“When I started, it was pretty robust, but when I left in 2015 newspapers were starting to, well not starting, were having more financial problems and they were looking for places to cut and that was an area they were cutting,” Keeler said.

Authenticity is a huge part of Andrews’ brand; she will only share content about places that she genuinely supports which has created a following of people that trust her and her opinions about the places she chooses to post.

As a journalist and food critic, Freund uses a formula that she has created for herself when reviewing a restaurant. She will go with other people and order many dishes and bounce opinions off of them, but she will also go back alone to compare the experiences.

It is also more than just the food; she will pay attention to the ambiance and what is happening in the restaurant on top of the presentation and taste of the food.

When Freund moved to the Tampa Bay area a little over four years ago, she noticed the different markets for food marketing through influencers and bloggers who already had an established presence.

Many of the things that food bloggers and influencers share are shown in a positive light, whether it is because they fully support that restaurant and want to share it with their followers like Andrews does on her platforms, or because they are being hosted by the restaurant.

Even with the continuous boom in social media food influencers and food bloggers, there is still a key difference between influencers and journalists.

“In traditional food journalism, you’re mostly trying to dine anonymous or unannounced and you’re not taking free meals,” Freund said. “You’re sharing with your reader the full experience that you had.”

As society continues to become more based around social media and digital content, the two worlds will continue to overlap because of the ever-changing presence of social media in peoples’ everyday lives.

“When you talk about a social media presence, I think there is some competition there because there are people that are following influencers who are getting their information on restaurants and where to go out from them whereas five years ago, that wasn’t the case,” Freund said.

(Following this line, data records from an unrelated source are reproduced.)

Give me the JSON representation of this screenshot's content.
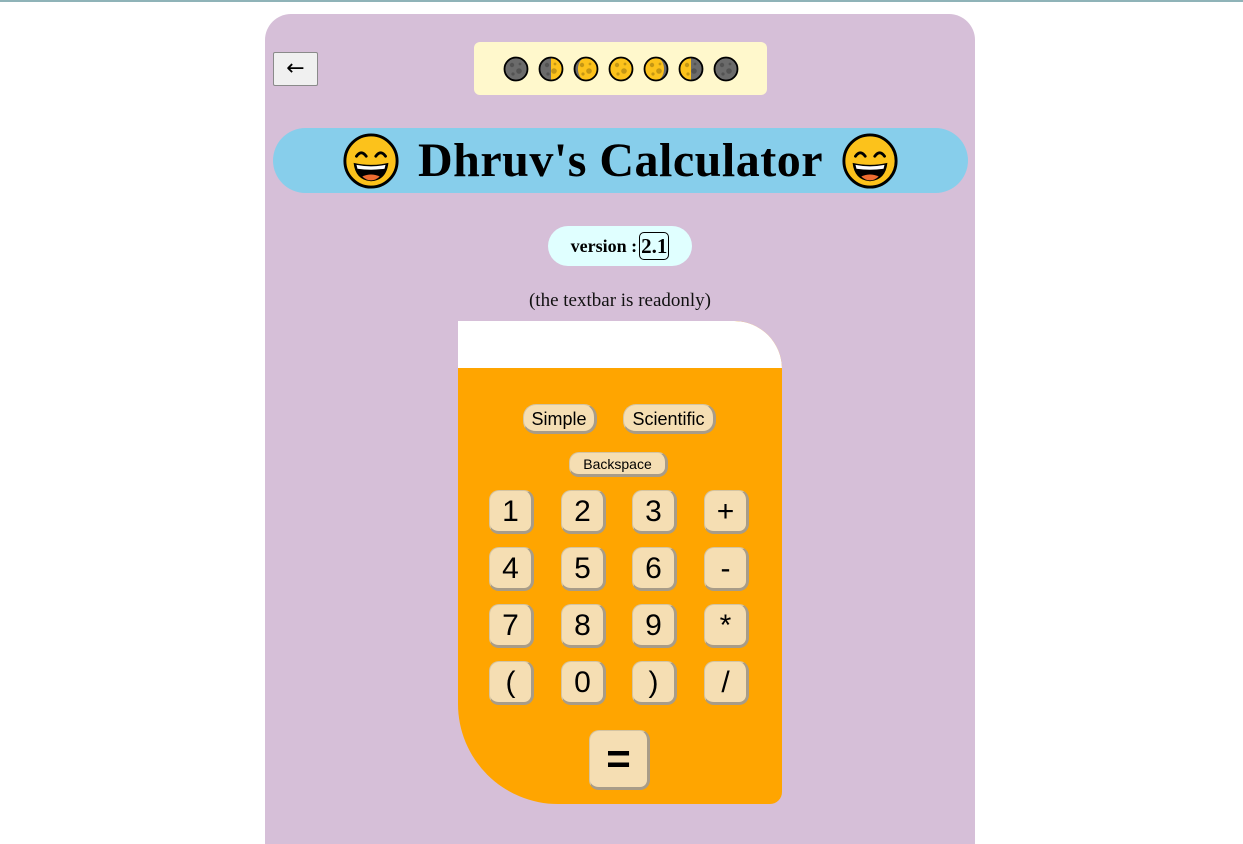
{
  "nav": {
    "back_label": "←"
  },
  "moon_phases": [
    {
      "icon": "new-moon-icon",
      "lit": 0.0
    },
    {
      "icon": "first-quarter-moon-icon",
      "lit": 0.5
    },
    {
      "icon": "waxing-gibbous-moon-icon",
      "lit": 0.85
    },
    {
      "icon": "full-moon-icon",
      "lit": 1.0
    },
    {
      "icon": "waning-gibbous-moon-icon",
      "lit": 0.85
    },
    {
      "icon": "last-quarter-moon-icon",
      "lit": 0.5
    },
    {
      "icon": "new-moon-icon",
      "lit": 0.0
    }
  ],
  "header": {
    "title": "Dhruv's Calculator",
    "emoji_icon": "grinning-face-icon"
  },
  "version": {
    "label": "version :",
    "number": "2.1"
  },
  "note": "(the textbar is readonly)",
  "calculator": {
    "display_value": "",
    "modes": [
      "Simple",
      "Scientific"
    ],
    "backspace_label": "Backspace",
    "keys": [
      [
        "1",
        "2",
        "3",
        "+"
      ],
      [
        "4",
        "5",
        "6",
        "-"
      ],
      [
        "7",
        "8",
        "9",
        "*"
      ],
      [
        "(",
        "0",
        ")",
        "/"
      ]
    ],
    "equals_label": "="
  },
  "colors": {
    "card": "#d6bfd8",
    "title_bar": "#87ceeb",
    "moon_box": "#fff8cc",
    "version_pill": "#e0ffff",
    "calculator_body": "#ffa500",
    "key": "#f5deb3"
  }
}
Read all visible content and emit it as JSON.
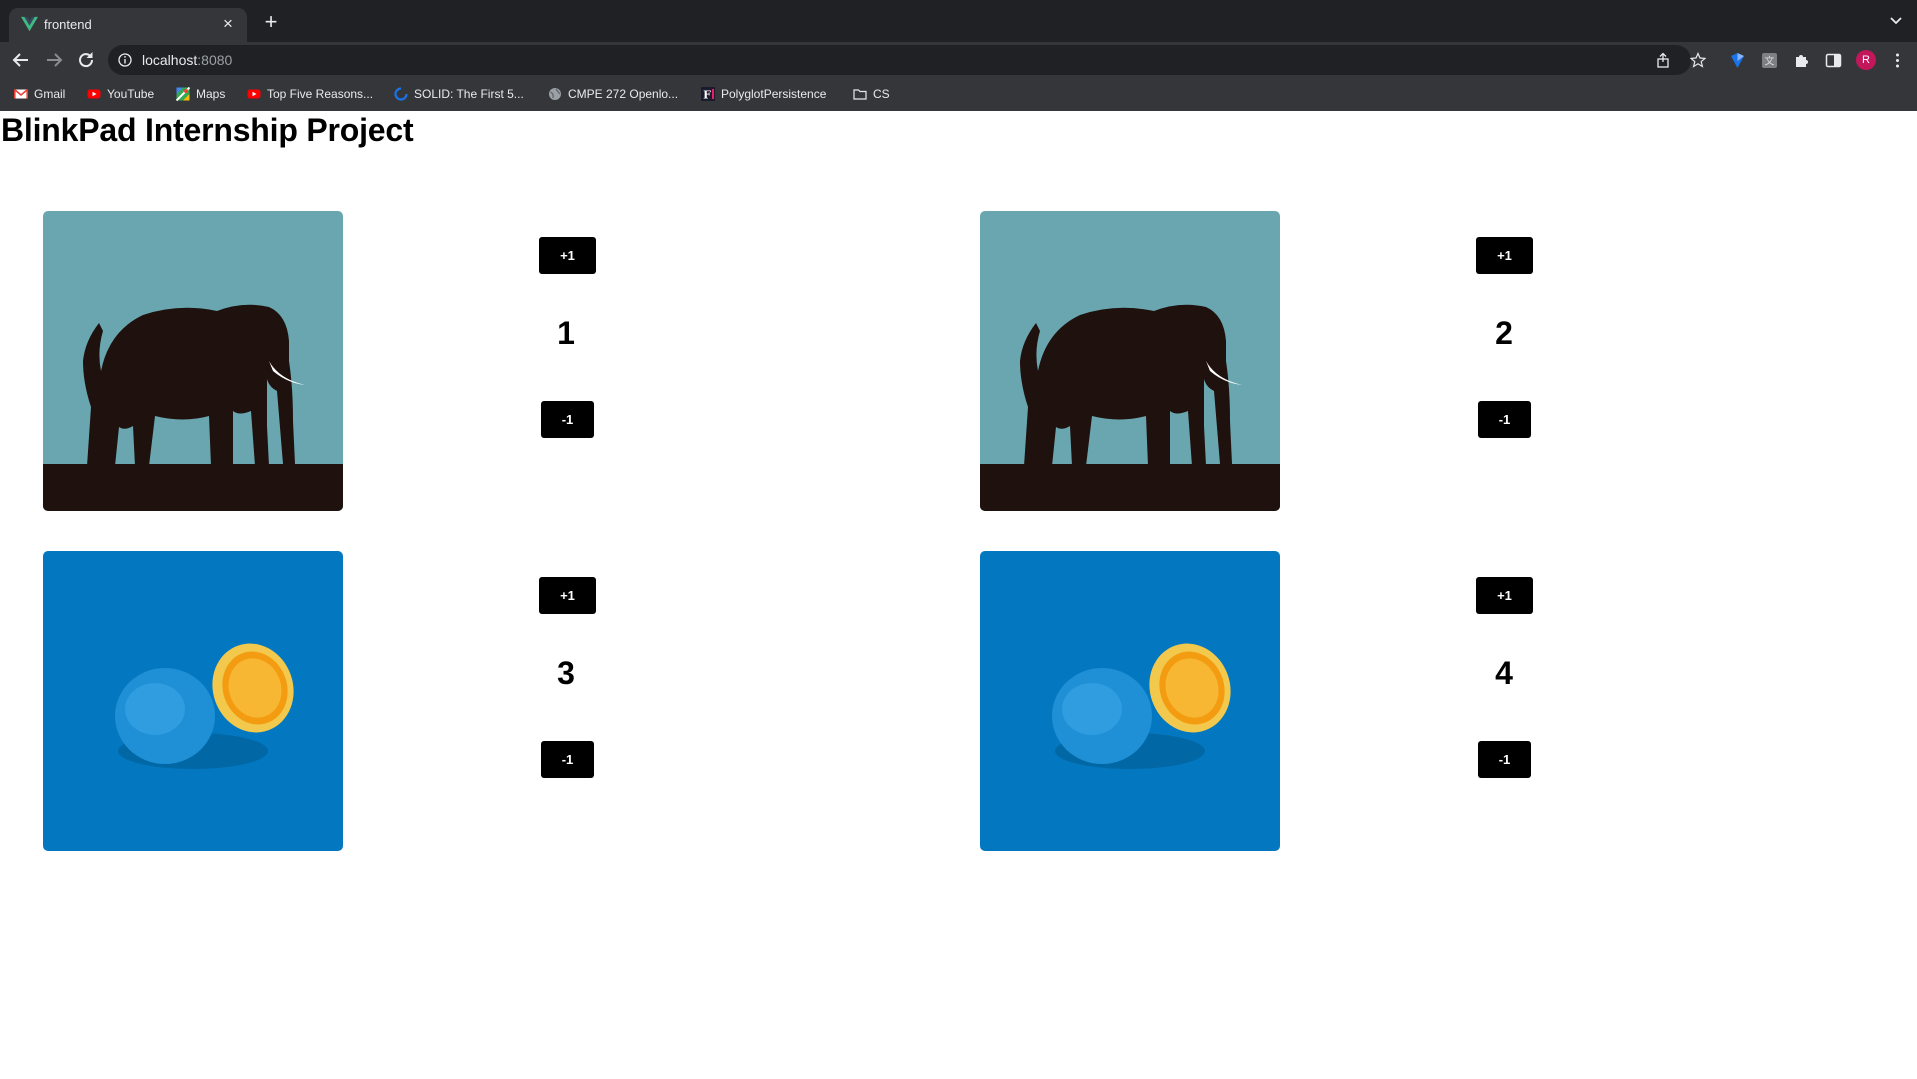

Even though there is a clear difference between influencers and journalists, both will continue to adapt in ways they haven’t previously.